((1) /*Imperative metaphors*/ split off from - →Functional metaphors: (2) Adding Daume III's ``what to do next'' metaphor.)
(→Citing haskellized Scheme examples from Wikipedia: Quoting Wikipedia's Continuation#Examples, but Scheme examples are translated to Haskell, and some straightforward modifications are made)
Revision as of 18:10, 24 May 2006
1 General or introductory materials
1.1 Powerful metaphors, images
Here is a collection of short descriptions, analogies or metaphors, that illustrate this difficult concept, or an aspect of it.
1.1.1 Imperative metaphors
- “In computing, a continuation is a representation of the execution state of a program (for example, the call stack) at a certain point in time” (Wikipedia's Continuation).
- “At its heart,
call/ccis something like the
gotoinstruction (or rather, like a label for a
gotoinstruction); but a Grand High Exalted
gotoinstruction... The point about
call/ccis that it is not a static (lexical)
gotoinstruction but a dynamic one“ (David Madore's A page about
1.1.2 Functional metaphors
- “Continuations represent the future of a computation, as a function from an intermediate result to the final result“ (Continuation monad section in Jeff Newbern's All About Monads)
- “The idea behind CPS is to pass around as a function argument what to do next“ (Yet Another Haskell Tutorial written by Hal Daume III, 4.6 Continuation Passing Style, pp 53-56))
- Wikipedia's Continuation is a surprisingly good introductory material on this topic. See also Continuation-passing style.
- Yet Another Haskell Tutorial written by Hal Daume III contains a section on continuation passing style (4.6 Continuation Passing Style, pp 53-56)
- HaWiki has a page on ContinuationPassingStyle, and some related pages linked from there, too.
- David Madore's A page about
call/ccdescribes the concept, and his The Unlambda Programming Language page shows how he implemented this construct in an esoteric functional programming language.
2.1 Citing haskellized Scheme examples from Wikipedia
Quoting Wikipedia's Continuation#Examples, but Scheme examples are translated to Haskell, and some straightforward modifications are made.
In the Haskell programming language, the simplest of direct-style functions is the identity function:
id :: a -> a id a = a
which in CPS becomes:
idCPS :: a -> (a -> r) -> r idCPS a ret = ret a
where ret is the continuation argument (often also called k). A further comparison of direct and CPS style is below.
mysqrt :: Floating a => a -> a mysqrt a = sqrt a print (mysqrt 4) :: IO ()
mysqrtCPS :: a -> (a -> r) -> r mysqrtCPS a k = k (sqrt a) mysqrtCPS 4 print :: IO ()
mysqrt 4 + 2 :: Floating a => a
mysqrtCPS 4 (+ 2) :: Floating a => a
fac :: Integral a => a -> a fac 0 = 1 fac n'@(n + 1) = n' * fac n fac 4 + 2 :: Integral a => a
facCPS :: a -> (a -> r) -> r facCPS 0 k = k 1 facCPS n'@(n + 1) k = facCPS n $ \ret -> k (n' * ret) facCPS 4 (+ 2) :: Integral a => a
The translations shown above show that CPS is a global transformation; the direct-style factorial,
fac takes, as might be expected, a single argument.

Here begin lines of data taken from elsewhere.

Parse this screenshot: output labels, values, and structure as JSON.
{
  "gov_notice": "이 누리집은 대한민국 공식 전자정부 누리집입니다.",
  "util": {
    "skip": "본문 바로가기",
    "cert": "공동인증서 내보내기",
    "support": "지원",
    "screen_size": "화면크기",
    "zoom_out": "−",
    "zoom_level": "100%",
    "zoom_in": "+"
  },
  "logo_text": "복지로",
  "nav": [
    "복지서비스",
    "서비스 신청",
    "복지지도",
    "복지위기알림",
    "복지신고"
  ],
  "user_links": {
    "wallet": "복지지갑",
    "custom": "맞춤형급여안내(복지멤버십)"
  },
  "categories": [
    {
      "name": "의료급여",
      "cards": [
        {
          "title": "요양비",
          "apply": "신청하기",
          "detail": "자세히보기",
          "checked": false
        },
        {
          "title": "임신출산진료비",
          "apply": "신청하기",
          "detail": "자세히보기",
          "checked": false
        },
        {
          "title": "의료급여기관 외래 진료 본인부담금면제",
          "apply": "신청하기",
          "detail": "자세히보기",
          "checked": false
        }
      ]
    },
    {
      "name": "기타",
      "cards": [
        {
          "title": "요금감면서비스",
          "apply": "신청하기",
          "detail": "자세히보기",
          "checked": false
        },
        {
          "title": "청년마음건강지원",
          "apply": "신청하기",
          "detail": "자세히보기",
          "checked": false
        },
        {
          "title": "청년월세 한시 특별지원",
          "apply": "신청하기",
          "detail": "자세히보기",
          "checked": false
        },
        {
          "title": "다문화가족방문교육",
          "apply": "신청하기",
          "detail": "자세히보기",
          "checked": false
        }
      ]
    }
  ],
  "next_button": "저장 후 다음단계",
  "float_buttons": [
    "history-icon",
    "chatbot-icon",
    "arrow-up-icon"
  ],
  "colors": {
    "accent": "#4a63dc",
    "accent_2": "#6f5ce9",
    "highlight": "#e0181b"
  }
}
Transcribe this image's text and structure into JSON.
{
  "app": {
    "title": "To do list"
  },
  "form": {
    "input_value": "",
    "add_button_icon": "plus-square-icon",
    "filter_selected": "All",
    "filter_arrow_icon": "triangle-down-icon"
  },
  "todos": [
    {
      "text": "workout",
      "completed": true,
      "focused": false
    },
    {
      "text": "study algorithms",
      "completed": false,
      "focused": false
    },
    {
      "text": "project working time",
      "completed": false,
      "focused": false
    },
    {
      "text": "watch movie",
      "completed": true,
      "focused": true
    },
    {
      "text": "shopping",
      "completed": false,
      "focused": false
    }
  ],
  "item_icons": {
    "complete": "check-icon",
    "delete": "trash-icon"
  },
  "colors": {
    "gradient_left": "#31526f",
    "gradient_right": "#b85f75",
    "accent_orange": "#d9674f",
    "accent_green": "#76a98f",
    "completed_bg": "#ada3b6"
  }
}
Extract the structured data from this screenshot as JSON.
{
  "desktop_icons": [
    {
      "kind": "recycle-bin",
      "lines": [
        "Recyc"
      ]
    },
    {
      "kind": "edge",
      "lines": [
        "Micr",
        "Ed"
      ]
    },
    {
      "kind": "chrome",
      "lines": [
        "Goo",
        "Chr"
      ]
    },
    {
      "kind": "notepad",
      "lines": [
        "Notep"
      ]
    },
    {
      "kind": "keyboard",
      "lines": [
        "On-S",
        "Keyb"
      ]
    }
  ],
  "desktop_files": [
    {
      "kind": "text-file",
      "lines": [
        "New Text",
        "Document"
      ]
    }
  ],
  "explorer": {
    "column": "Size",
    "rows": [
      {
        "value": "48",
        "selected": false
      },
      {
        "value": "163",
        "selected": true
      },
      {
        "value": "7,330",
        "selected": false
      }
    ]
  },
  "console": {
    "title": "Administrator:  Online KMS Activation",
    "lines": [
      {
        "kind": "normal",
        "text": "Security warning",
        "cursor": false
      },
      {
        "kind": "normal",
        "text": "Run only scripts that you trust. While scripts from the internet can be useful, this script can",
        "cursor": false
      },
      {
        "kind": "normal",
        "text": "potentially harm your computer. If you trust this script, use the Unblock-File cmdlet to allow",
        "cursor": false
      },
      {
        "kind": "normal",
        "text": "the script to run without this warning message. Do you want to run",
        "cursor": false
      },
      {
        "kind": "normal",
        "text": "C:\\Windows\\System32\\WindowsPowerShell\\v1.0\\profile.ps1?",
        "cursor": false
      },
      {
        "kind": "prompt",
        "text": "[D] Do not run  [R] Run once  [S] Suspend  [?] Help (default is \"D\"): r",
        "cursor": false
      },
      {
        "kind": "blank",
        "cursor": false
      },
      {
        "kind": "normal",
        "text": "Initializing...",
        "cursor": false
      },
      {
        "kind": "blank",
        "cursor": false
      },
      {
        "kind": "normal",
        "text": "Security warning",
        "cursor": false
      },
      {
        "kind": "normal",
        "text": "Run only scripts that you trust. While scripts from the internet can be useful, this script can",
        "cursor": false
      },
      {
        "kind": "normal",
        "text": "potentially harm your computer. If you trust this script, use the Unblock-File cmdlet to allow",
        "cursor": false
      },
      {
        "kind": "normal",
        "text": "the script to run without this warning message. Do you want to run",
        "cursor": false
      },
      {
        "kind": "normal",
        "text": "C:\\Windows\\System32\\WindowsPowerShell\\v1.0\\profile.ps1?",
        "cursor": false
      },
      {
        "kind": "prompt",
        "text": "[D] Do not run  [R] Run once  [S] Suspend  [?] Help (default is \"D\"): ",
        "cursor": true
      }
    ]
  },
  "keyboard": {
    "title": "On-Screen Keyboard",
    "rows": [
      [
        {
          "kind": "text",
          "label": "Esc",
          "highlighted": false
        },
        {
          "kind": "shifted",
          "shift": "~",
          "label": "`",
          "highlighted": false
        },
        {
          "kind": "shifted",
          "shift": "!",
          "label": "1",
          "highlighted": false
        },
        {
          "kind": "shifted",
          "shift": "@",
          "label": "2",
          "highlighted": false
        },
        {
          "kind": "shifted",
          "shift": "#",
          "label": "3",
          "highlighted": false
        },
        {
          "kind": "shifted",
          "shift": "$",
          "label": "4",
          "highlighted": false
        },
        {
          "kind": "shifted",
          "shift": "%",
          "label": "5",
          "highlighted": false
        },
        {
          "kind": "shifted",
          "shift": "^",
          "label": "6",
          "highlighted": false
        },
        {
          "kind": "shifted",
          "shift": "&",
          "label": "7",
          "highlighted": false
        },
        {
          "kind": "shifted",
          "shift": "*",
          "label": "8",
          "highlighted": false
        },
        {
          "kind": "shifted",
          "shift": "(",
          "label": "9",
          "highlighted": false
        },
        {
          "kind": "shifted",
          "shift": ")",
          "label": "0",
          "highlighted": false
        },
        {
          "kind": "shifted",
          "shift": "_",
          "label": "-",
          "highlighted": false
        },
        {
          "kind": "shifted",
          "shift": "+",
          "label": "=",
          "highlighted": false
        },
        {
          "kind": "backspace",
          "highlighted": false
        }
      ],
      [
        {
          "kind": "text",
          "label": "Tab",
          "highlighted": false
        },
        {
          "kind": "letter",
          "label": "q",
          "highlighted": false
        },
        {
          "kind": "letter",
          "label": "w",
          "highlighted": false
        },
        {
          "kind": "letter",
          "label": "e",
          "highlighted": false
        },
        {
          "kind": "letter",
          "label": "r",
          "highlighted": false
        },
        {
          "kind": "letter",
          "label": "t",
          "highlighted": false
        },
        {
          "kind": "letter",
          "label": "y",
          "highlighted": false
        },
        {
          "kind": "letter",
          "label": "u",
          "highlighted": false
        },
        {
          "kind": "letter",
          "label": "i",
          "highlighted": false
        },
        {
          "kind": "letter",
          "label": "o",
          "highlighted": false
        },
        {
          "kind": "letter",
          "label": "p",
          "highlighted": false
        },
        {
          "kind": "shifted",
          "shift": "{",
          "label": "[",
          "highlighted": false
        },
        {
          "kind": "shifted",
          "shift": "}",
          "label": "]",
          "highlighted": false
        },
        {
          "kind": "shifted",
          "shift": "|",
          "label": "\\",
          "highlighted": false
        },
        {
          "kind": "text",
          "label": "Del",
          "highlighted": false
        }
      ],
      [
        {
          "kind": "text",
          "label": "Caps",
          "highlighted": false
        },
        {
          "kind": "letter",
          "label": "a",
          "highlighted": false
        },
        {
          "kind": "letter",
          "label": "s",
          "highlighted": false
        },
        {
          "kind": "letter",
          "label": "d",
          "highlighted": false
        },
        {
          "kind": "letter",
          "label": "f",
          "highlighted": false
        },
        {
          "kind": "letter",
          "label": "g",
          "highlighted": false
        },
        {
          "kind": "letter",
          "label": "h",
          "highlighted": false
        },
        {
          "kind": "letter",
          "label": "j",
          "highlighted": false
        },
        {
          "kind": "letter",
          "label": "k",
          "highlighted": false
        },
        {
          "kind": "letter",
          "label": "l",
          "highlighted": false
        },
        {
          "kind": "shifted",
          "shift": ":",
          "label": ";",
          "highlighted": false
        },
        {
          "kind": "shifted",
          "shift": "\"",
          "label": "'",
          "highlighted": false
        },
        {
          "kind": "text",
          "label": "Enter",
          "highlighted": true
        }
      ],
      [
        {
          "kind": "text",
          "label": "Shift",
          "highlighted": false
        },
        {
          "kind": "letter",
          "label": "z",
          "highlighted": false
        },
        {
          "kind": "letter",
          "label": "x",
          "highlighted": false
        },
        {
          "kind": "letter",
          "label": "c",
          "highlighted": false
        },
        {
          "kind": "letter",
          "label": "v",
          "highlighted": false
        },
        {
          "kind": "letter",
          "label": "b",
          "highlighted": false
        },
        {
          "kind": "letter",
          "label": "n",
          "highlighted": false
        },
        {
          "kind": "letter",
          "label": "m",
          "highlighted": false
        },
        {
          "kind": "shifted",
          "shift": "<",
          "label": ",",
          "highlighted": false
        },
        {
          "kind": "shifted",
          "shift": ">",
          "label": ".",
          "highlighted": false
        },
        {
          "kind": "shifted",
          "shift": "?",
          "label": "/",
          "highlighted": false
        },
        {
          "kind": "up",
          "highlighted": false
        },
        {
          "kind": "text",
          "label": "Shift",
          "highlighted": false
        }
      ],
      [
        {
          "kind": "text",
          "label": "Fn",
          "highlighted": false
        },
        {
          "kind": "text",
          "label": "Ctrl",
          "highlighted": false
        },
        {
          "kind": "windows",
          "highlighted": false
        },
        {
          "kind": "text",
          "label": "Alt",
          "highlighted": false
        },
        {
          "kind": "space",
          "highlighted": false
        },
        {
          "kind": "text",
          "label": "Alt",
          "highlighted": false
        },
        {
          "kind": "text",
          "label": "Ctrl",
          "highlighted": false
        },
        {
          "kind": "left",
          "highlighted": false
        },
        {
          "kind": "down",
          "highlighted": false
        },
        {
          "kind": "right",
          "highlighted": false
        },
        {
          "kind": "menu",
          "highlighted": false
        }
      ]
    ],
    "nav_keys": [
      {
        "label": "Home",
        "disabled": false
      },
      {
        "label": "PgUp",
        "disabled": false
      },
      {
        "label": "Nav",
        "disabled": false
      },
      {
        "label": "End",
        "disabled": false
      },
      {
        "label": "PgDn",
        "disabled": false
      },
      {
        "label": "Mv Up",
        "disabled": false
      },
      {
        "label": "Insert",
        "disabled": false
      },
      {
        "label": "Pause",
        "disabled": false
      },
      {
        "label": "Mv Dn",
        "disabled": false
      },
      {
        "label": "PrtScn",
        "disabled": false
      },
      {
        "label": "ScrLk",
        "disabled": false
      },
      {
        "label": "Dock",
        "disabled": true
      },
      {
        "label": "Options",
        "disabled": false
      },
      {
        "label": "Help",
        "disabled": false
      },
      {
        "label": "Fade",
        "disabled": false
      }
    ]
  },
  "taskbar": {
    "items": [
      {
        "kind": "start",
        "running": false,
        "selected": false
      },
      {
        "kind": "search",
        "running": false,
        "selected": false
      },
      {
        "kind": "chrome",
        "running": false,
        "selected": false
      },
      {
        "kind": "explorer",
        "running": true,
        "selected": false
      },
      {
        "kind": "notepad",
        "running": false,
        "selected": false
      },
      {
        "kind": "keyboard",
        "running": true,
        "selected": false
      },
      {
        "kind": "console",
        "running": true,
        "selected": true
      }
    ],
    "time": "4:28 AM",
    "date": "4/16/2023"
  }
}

The CPS factorial,
facCPS takes two: the argument and a continuation. Any function calling a CPS-ed function must either provide a new continuation or pass its own; any calls from a CPS-ed function to a non-CPS function will use implicit continuations. Thus, to ensure the total absence of a function stack, the entire program must be in CPS.
As an exception,
sqrt without a continuation — here
sqrt is considered a primitive operator; that is, it is assumed that
sqrt will compute its result in finite time and without abusing the stack. Operations considered primitive for CPS tend to be arithmetic, constructors, accessors, or mutators; any O(1) operation will be considered primitive.